## [Task requirements]
Look through the data that follows and copy each line with the string "Wishlist".

## [Saved data entries]
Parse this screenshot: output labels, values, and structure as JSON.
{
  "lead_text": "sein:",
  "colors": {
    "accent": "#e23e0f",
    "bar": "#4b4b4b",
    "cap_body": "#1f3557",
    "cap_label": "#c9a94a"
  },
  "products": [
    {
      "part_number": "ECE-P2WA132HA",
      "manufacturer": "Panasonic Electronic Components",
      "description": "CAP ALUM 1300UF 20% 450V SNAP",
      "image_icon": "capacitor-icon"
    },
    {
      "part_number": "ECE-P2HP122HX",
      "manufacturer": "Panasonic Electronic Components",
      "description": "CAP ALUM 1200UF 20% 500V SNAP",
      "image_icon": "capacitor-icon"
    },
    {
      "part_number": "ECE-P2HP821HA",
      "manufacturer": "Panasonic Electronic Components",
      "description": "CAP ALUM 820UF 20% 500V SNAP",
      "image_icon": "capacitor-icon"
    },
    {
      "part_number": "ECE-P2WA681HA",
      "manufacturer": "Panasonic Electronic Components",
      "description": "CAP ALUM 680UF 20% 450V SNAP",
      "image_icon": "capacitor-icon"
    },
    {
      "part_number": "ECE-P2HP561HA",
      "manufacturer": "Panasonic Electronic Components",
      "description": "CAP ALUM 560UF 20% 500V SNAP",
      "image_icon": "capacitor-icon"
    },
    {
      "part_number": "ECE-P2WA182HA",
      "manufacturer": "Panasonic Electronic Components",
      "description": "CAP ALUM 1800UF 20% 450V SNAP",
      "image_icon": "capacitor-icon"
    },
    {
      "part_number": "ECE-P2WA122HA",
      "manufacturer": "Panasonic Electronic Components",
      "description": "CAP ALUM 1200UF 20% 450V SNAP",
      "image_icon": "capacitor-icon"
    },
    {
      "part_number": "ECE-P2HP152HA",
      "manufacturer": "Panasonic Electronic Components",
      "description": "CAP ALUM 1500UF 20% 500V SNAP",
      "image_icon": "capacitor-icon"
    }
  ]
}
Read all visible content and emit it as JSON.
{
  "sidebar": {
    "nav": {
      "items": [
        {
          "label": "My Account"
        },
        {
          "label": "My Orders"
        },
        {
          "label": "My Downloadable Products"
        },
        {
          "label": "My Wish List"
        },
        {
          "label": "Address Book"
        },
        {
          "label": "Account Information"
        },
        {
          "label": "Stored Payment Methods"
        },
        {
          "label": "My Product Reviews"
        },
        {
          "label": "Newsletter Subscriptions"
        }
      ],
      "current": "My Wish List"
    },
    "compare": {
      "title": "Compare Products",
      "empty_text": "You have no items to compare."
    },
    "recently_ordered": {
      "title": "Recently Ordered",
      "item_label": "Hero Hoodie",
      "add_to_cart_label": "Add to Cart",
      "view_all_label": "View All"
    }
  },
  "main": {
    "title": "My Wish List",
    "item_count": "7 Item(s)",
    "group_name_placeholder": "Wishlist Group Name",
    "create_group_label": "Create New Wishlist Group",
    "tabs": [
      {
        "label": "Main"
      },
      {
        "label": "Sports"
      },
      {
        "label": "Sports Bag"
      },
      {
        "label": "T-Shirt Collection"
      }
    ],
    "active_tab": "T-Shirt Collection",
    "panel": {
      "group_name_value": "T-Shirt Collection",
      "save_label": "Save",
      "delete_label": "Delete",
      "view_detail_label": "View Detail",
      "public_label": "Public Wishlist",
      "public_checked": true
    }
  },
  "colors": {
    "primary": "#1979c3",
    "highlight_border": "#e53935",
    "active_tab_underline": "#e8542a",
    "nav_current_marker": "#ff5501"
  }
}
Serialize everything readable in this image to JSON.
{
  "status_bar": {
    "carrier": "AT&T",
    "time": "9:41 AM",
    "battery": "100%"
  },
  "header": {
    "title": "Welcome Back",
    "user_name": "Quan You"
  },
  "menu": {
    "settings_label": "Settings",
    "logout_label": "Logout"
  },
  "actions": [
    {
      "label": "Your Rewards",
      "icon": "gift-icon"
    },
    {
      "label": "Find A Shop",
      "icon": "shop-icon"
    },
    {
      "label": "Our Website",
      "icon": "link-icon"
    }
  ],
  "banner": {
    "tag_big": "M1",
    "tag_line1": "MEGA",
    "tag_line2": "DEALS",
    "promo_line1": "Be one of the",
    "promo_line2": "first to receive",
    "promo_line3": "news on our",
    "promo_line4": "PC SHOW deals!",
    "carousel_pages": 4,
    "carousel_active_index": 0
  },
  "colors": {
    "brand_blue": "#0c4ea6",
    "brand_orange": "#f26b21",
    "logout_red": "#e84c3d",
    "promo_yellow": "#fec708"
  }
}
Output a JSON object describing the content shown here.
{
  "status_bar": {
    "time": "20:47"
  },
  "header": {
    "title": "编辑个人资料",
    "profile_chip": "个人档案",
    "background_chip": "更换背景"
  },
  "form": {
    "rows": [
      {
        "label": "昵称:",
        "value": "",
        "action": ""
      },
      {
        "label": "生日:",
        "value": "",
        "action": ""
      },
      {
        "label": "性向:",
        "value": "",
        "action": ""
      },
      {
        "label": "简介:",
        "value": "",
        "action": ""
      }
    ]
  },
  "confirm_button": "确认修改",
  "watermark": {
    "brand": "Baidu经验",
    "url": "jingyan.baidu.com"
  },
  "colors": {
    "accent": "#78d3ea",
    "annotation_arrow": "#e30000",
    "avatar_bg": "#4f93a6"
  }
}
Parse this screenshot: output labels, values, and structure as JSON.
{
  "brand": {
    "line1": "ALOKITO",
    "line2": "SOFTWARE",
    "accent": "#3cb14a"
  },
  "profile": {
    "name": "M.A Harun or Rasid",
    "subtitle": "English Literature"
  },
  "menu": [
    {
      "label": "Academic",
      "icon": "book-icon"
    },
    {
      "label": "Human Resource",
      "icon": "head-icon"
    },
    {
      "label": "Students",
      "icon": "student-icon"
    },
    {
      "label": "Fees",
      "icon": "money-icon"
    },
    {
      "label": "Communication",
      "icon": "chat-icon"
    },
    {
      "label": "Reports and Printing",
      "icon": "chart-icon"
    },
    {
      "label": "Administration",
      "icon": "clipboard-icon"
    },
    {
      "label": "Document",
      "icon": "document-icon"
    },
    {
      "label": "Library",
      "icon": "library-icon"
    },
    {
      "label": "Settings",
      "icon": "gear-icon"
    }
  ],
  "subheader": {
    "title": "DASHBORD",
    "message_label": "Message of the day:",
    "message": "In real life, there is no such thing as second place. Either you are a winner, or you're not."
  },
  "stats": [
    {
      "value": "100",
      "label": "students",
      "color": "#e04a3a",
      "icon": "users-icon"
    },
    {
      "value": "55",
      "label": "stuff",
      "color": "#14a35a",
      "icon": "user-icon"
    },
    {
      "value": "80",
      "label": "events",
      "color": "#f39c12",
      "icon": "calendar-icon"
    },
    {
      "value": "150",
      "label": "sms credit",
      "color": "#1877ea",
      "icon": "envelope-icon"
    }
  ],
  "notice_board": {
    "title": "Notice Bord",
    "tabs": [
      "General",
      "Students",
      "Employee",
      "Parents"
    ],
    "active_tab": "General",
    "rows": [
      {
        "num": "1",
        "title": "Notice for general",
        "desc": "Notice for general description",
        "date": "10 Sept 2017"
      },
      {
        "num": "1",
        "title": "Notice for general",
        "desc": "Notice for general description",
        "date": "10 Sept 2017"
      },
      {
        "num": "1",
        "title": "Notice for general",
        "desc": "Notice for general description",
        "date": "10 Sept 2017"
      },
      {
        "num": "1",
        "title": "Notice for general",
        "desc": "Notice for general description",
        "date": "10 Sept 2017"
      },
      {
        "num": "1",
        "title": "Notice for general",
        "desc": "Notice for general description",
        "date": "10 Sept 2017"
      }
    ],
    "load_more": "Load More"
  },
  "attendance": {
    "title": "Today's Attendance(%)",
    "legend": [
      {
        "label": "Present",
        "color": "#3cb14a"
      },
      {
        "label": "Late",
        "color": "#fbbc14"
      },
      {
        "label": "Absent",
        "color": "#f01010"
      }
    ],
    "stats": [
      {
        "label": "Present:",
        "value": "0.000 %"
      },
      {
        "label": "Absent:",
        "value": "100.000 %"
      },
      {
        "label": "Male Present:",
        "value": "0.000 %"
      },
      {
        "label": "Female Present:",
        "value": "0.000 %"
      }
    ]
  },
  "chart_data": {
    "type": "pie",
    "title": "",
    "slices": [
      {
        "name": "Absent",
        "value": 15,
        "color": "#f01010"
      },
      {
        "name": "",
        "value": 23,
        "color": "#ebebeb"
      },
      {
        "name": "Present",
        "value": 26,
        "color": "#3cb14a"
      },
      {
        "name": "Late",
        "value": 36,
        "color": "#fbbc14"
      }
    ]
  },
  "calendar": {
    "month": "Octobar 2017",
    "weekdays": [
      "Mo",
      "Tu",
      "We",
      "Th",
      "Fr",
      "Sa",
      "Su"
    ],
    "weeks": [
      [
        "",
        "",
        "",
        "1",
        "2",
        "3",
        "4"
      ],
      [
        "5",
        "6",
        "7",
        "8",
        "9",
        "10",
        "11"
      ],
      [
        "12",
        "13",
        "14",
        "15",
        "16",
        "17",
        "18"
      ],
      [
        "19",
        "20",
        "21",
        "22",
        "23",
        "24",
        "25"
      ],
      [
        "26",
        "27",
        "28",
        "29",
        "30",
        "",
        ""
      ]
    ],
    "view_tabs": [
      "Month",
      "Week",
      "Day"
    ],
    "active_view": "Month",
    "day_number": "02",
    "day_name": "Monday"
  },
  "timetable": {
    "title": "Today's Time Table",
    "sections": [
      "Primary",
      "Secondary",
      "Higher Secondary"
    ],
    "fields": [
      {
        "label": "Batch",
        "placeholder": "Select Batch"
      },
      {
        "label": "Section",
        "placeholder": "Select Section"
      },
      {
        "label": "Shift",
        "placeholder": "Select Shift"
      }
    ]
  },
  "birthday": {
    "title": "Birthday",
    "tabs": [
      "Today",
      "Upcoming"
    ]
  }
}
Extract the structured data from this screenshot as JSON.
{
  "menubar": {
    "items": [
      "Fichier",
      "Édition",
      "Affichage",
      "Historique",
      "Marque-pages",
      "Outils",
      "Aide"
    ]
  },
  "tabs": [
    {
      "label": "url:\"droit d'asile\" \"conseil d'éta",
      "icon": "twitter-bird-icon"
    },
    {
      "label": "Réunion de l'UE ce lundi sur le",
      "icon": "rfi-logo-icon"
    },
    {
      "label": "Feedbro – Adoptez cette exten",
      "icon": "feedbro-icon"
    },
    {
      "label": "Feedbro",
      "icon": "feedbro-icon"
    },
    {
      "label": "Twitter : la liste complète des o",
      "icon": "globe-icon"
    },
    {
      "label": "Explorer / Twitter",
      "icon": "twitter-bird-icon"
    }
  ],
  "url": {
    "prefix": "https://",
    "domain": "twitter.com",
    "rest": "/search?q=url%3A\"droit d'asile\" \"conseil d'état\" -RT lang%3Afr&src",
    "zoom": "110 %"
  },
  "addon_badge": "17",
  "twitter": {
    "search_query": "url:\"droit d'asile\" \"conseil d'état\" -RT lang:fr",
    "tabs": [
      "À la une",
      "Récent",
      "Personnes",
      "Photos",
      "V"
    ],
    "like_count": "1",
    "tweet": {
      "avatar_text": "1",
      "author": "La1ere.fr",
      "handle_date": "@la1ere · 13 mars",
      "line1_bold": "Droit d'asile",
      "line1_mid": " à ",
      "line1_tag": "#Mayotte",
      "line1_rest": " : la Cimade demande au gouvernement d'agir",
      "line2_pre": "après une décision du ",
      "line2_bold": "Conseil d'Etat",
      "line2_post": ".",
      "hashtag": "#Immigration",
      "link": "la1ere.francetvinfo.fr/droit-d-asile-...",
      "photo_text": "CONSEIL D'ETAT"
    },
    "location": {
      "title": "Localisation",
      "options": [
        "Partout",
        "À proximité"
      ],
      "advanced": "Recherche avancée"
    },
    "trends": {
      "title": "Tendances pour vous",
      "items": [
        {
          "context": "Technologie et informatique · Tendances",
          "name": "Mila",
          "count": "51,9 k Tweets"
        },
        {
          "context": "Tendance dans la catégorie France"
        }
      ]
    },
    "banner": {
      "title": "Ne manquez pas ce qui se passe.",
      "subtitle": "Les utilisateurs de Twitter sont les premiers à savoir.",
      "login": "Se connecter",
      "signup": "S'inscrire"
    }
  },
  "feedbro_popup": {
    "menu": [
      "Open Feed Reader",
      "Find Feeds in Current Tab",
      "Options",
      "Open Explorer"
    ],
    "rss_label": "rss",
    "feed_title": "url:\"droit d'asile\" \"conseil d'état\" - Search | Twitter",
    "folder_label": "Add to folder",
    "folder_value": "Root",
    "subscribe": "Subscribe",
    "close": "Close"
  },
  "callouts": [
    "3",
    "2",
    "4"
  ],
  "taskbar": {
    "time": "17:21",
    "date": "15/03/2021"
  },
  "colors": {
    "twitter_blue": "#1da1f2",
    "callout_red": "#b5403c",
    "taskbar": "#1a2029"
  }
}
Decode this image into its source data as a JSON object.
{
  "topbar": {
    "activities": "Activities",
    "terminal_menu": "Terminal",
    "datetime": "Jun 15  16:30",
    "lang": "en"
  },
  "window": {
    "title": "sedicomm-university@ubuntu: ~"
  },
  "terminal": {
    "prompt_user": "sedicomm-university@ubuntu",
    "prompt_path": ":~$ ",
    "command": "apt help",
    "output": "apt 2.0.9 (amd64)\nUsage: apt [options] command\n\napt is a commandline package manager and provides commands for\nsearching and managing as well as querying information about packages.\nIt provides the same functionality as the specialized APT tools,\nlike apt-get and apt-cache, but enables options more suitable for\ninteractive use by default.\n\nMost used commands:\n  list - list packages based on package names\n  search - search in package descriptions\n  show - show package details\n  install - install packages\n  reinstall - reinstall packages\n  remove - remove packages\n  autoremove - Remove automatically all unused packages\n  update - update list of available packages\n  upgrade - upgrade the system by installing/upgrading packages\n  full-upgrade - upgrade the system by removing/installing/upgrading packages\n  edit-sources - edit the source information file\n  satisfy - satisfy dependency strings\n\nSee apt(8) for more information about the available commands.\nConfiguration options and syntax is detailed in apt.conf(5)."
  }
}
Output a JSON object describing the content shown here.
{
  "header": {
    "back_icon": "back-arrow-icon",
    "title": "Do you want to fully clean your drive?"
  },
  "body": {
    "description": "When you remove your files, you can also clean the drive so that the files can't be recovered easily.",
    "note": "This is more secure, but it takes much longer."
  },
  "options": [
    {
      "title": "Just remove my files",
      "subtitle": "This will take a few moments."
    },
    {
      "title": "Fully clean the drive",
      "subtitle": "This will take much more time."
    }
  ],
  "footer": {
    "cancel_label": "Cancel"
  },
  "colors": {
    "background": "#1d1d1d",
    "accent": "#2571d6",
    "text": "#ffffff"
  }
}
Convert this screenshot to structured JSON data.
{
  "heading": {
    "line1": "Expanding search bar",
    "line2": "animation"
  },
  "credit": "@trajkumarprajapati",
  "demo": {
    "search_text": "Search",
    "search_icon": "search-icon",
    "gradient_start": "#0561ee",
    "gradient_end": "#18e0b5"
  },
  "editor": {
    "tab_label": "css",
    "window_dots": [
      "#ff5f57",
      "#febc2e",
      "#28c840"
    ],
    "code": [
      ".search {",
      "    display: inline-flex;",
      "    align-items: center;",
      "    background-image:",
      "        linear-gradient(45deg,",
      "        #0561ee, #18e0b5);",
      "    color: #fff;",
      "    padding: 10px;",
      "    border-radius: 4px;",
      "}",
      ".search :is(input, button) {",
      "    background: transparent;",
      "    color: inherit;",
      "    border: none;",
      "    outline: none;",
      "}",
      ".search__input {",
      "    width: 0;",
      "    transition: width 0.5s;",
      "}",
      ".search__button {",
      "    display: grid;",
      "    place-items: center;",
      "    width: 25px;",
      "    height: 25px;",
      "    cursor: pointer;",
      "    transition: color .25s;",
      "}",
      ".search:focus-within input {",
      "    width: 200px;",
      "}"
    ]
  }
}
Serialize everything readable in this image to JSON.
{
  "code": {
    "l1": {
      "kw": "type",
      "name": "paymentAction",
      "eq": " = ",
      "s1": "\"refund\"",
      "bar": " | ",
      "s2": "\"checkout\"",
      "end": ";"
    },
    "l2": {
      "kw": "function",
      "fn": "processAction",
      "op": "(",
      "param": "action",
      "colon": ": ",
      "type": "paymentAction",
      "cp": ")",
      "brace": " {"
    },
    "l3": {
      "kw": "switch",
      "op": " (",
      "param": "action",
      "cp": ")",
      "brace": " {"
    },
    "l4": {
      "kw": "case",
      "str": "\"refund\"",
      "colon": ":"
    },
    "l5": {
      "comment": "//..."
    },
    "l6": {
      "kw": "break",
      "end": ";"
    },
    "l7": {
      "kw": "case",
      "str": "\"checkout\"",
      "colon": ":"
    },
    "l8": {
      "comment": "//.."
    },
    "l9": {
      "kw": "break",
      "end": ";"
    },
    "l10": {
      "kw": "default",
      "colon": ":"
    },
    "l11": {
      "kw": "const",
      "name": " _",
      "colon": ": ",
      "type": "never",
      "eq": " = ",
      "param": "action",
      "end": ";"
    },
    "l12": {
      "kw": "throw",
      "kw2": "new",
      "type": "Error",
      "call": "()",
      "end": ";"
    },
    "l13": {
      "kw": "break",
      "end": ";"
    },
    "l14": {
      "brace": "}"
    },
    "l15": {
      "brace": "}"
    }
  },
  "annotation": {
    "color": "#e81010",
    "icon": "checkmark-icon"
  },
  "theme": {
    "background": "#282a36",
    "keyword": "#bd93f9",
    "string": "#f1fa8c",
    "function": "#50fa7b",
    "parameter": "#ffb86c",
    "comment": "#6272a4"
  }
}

## [Solution to this exercise]
    "group_name_placeholder": "Wishlist Group Name",
    "create_group_label": "Create New Wishlist Group",
      "public_label": "Public Wishlist",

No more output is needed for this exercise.